Adam Szymanski presents “Composing Peace through the Ecosophic Aesthetic of Apichatpong Weerasethaku
One of the final panels of day one of SCMS, “The Care for Opacity in East Asian Cinema,” was comprised of a group of four Montreal-based scholars: Erik Bordeleau (Concordia University), Dr. Sivestra Mariniello (Université de Montreal), Suzanne Beth (Université de Montreal) and Adam Syzmanski (Concordia University). Both Syzmanski and Bordeleau work with Concordia University’s Sense Lab. Bordeleau, the chair of the panel, started by conducting a cosmopolitical reading of Tsai Ming-Liang’s installations in his paper titled, “Tsai Ming-Liang and the Cosmopolitical Slowing Down of the Soul.” This included a fascinating discussion of Tsai’s collection of old chairs found in Taiwan, and their virtual oil painted counterparts.

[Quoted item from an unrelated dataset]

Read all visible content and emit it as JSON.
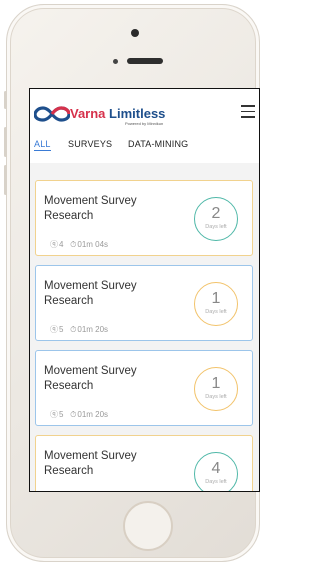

Adam Syzmanski presented a paper titled “Composing Peace through the Ecosophic Aesthetic of Apichatpong Weerasethakul’s Uncle Boonmee Who Can Recall His Past Lives.” Apichatpong Weerasethakul is a media media artist, working with film, photography, and installation. Syzmanski explained that the Thai filmmaker’s working through the legacy of anti-communist killings comes from a collective melancholy and a need to bring back disappeared, historically repressed peoples. Uncle Boonmee Who Can Recall His Past Lives presents the jungle as a site of alterity. Syzmanski employed Deleuze and Guattari’s concept of the ‘ecosophic’ as a means of responding the ecologies in the film world, which registers various life forms. He explained that ecosophy is the “practice of doing through artistic expression and aesthetic composition.”

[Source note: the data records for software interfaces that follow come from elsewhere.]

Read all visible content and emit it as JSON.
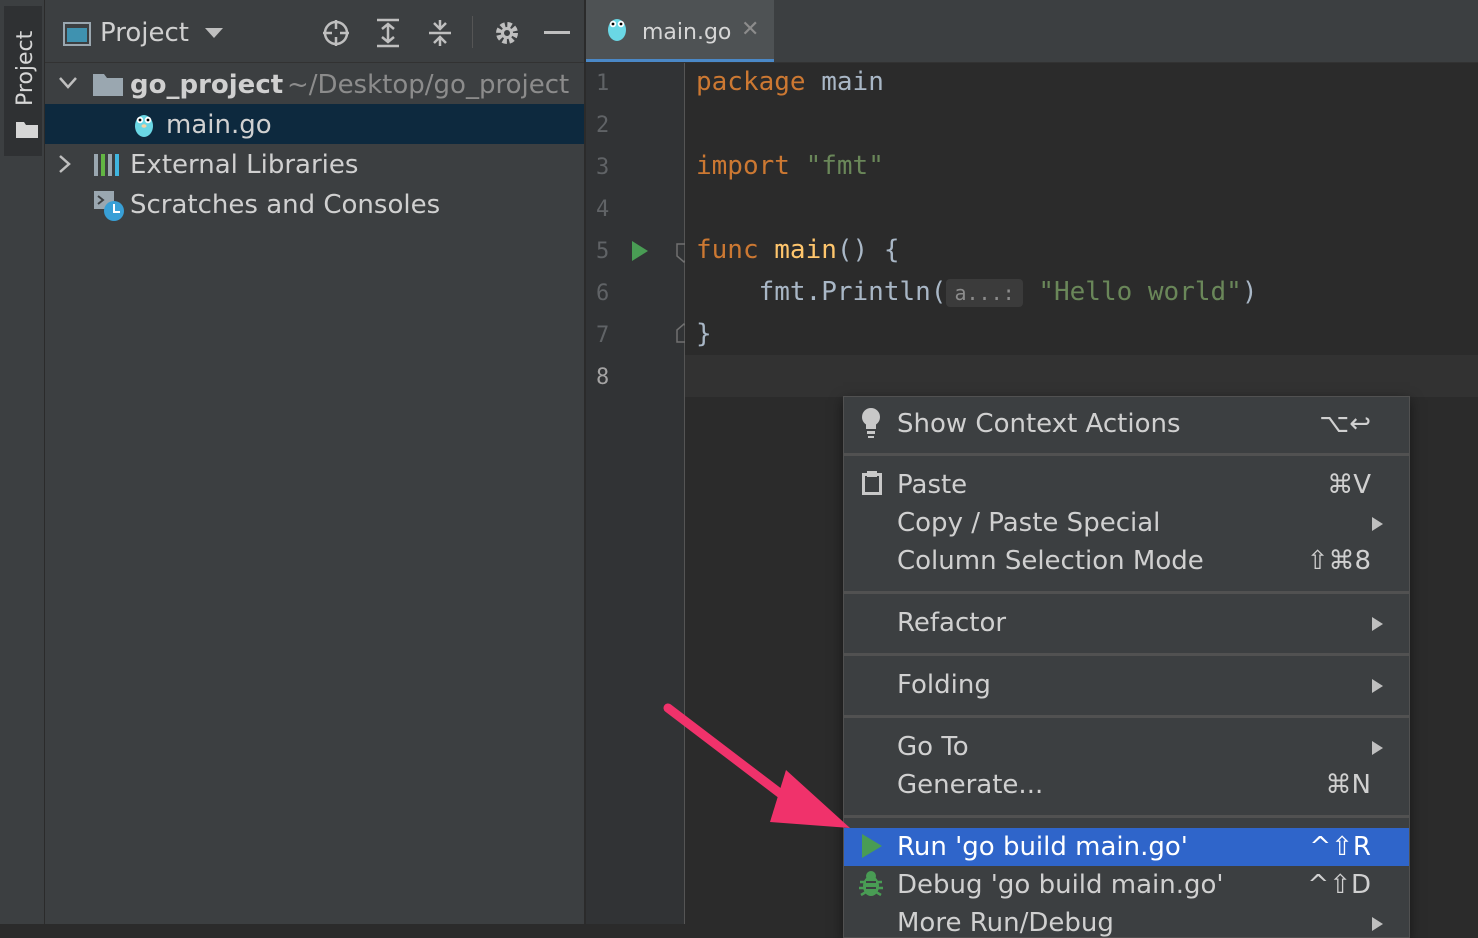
{
  "stripe": {
    "label": "Project"
  },
  "project_panel": {
    "title": "Project",
    "tree": [
      {
        "label": "go_project",
        "sub": "~/Desktop/go_project"
      },
      {
        "label": "main.go"
      },
      {
        "label": "External Libraries"
      },
      {
        "label": "Scratches and Consoles"
      }
    ]
  },
  "editor": {
    "tab": {
      "label": "main.go",
      "close": "✕"
    },
    "line_numbers": [
      "1",
      "2",
      "3",
      "4",
      "5",
      "6",
      "7",
      "8"
    ],
    "code": {
      "l1_kw": "package",
      "l1_rest": " main",
      "l3_kw": "import",
      "l3_str": " \"fmt\"",
      "l5_kw": "func",
      "l5_fn": " main",
      "l5_rest": "() {",
      "l6_pre": "    fmt.Println(",
      "l6_hint": "a...:",
      "l6_str": "\"Hello world\"",
      "l6_post": ")",
      "l7": "}"
    }
  },
  "context_menu": {
    "items": [
      {
        "label": "Show Context Actions",
        "shortcut": "⌥↩"
      },
      {
        "label": "Paste",
        "shortcut": "⌘V"
      },
      {
        "label": "Copy / Paste Special"
      },
      {
        "label": "Column Selection Mode",
        "shortcut": "⇧⌘8"
      },
      {
        "label": "Refactor"
      },
      {
        "label": "Folding"
      },
      {
        "label": "Go To"
      },
      {
        "label": "Generate...",
        "shortcut": "⌘N"
      },
      {
        "label": "Run 'go build main.go'",
        "shortcut": "^⇧R"
      },
      {
        "label": "Debug 'go build main.go'",
        "shortcut": "^⇧D"
      },
      {
        "label": "More Run/Debug"
      }
    ]
  },
  "colors": {
    "selection": "#2f65ca",
    "run_green": "#499c54",
    "annotation_arrow": "#f0326b"
  }
}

Syzmanski, in a close textual analysis of the ‘veranda scene‘ from the film, used the concept ‘découpage’ to understand the arrangement of the shots that are driven by ghosts, far-off sounds and animals. He argued this arrangement is irrational to the human subject. Szymanski briefly discussed the ‘Wellesian’ use of découpage and shooting in depth; the character action is multiplied with each plane in focus. The cutaway shots in Uncle Boonmee break away from an anthropocentric structure. The event of dinnertime is the locus for the emergence of difference. The entrance of Boonsong, Boonmee’s deceased son, as a monkey ghost brings forth the past as an ecological factor and makes felt the activity and agency of the surrounding environment. Ecology, Syzmanski argued, is felt through the découpage. An emphasis was made on the collective recollection of the past, as it does not only belong to Boonsong. To conclude, he explained that the presence of the repressed composes with the reality of the present and the remnants of the past are made present.

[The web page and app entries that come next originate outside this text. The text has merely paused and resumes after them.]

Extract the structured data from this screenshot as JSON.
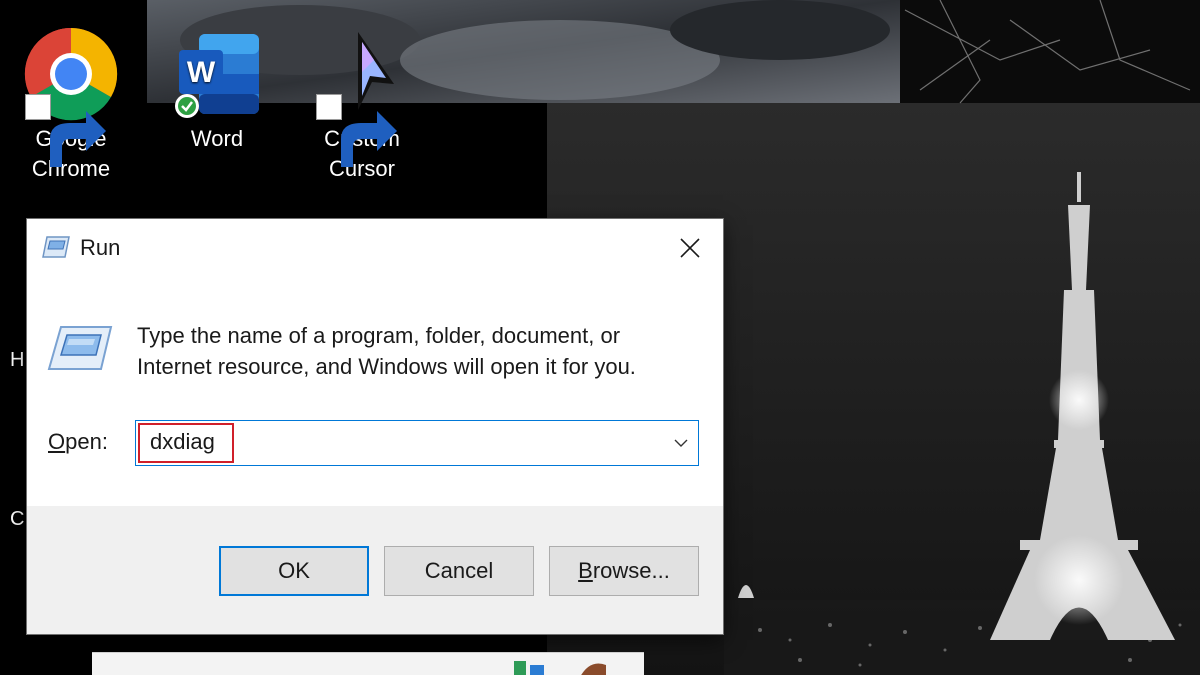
{
  "desktop": {
    "icons": [
      {
        "label": "Google Chrome",
        "icon": "chrome-icon",
        "shortcut": true
      },
      {
        "label": "Word",
        "icon": "word-icon",
        "shortcut": false
      },
      {
        "label": "Custom Cursor",
        "icon": "custom-cursor-icon",
        "shortcut": true
      }
    ],
    "edge_letters": [
      "H",
      "C"
    ]
  },
  "run_dialog": {
    "title": "Run",
    "instructions": "Type the name of a program, folder, document, or Internet resource, and Windows will open it for you.",
    "open_label_mnemonic": "O",
    "open_label_rest": "pen:",
    "open_value": "dxdiag",
    "buttons": {
      "ok": "OK",
      "cancel": "Cancel",
      "browse_mnemonic": "B",
      "browse_rest": "rowse..."
    },
    "colors": {
      "accent": "#0078d7",
      "highlight": "#d0202a",
      "footer": "#f0f0f0"
    }
  }
}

Suzanne Beth followed Syzmanski’s presentation with a discussion of communion scenes within Ozu’s films. Her paper titled, “Ending Ozu’s Films: Bodies Standing for an Explanation” investigated moments of two characters standing or sitting side-by-side. The respondent, Dr. Silvestra Mariniello, was struck by the similarity of the questioning in each of their papers, and their preoccupation with of finding resistance in film against institutionalized violence and power. She also wondered if they could access these same kind of discussions of time outside of East Asian cinema. Szymanski, in response to this, suggested that what these three directors have in common is their relationship to global art cinema and the festival circuit, and their somewhat removed position within their own national cinemas.